I attended a Catholic high school in Tucson. My first real exposure to reading the Bible (remember, back in the 70s we didn't necessarily read the Bible) was Genesis in Humanities World Literature and the Book of Job in another Humanities class. It was not part of religion as I recall unless it was the history part. I thought it was interesting and frankly, since we didn't really study the Bible as Catholics, it was good to pick it apart, line by line.
So this ERC curriculum is interesting. Louis brought home his course outline....
The two main objectives of the Ethics and Religious Culture Course are:
- the recognition of others
- the pursuit of a harmonious society
Under the heading of Ethics education, the students will be able to:
- reflect on values and social prescriptions
- appreciate different views of the world and humanity
- have a well-thought out perspective on moral and ethical issues
Under the heading of Religious Culture education, the students will be able to:
- familiarize themselves with Quebec Religious heritage
- be open to religious diversity
- have a well-thought out perspective with respect to religions and new religious movements
The course competencies are:
- Reflects on ethical question
- Demonstrates an understanding of the phenomenon of religion
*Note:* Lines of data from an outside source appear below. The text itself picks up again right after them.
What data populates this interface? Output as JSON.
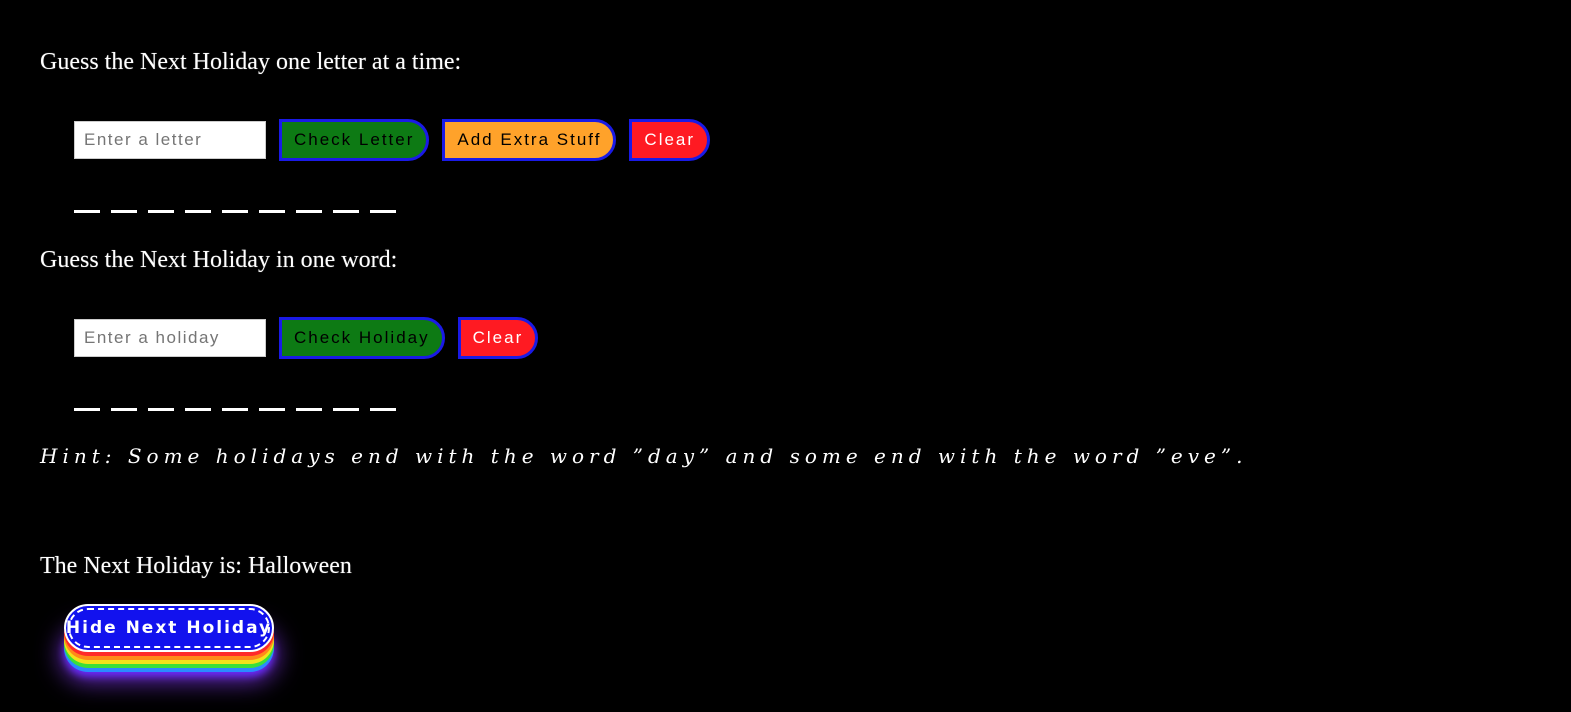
{
  "letter_section": {
    "heading": "Guess the Next Holiday one letter at a time:",
    "input_placeholder": "Enter a letter",
    "input_value": "",
    "check_button": "Check Letter",
    "extra_button": "Add Extra Stuff",
    "clear_button": "Clear",
    "blanks": [
      "",
      "",
      "",
      "",
      "",
      "",
      "",
      "",
      ""
    ]
  },
  "word_section": {
    "heading": "Guess the Next Holiday in one word:",
    "input_placeholder": "Enter a holiday",
    "input_value": "",
    "check_button": "Check Holiday",
    "clear_button": "Clear",
    "blanks": [
      "",
      "",
      "",
      "",
      "",
      "",
      "",
      "",
      ""
    ]
  },
  "hint": "Hint: Some holidays end with the word ”day” and some end with the word ”eve”.",
  "answer": {
    "label": "The Next Holiday is: Halloween"
  },
  "hide_button": "Hide Next Holiday",
  "colors": {
    "background": "#000000",
    "check_button": "#0d7a14",
    "extra_button": "#ffa22a",
    "clear_button": "#ff1a22",
    "button_border": "#1a1ae6",
    "hide_button": "#1212ee"
  },
  "icons": []
}
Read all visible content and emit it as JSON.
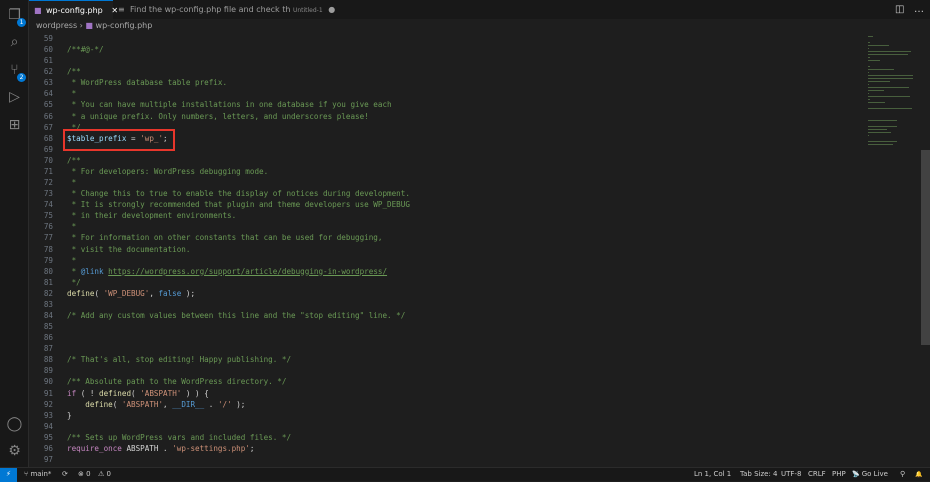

We're fine with the class. It's a good thing to have open and honest discussion of ethics and religion -- all religions. When we went to Danielle's curriculum night last year and the ERC teacher was going over details of the class, even we were shocked at first. There were getting into some very controversial subjects. In fact, Danielle had to do a debate last year DEFENDING the use of child labor. Of course, it was debate and someone had to be on the "other side" and unfortunately for Danielle it was her. It was difficult for her (because she did a good job). She hated defending something she did not agree with, but at the same time, it was a very valuable experience.
Would this type of curriculum fly in the the US in a public school? Would it make Glenn Beck cry tears of joy (without Vick's VapoRub)? Well, the word Religious is in the title. But, the phenomenon of religion verbiage might throw him off -- although he seems to think everything related to him is a phenomenon, including a bunch of Canada geese flying over his lawn concert. We had Canada geese every October and November flying over our house in Naperville and we called the flyover an alarm clock. Whatever.
Not everyone in Quebec is happy about the ERC curriculum by the way. And when Canadians are upset about an issue -- they can make some noise. We're okay with it. It's what makes the our kid's education in Quebec unique. It gets us talking at the dinner table. It exposes the kids to dialogue about religious thinking outside of Christianity. What matters most is the dialogue at home anyway. That's where you start to restore honor...or honour.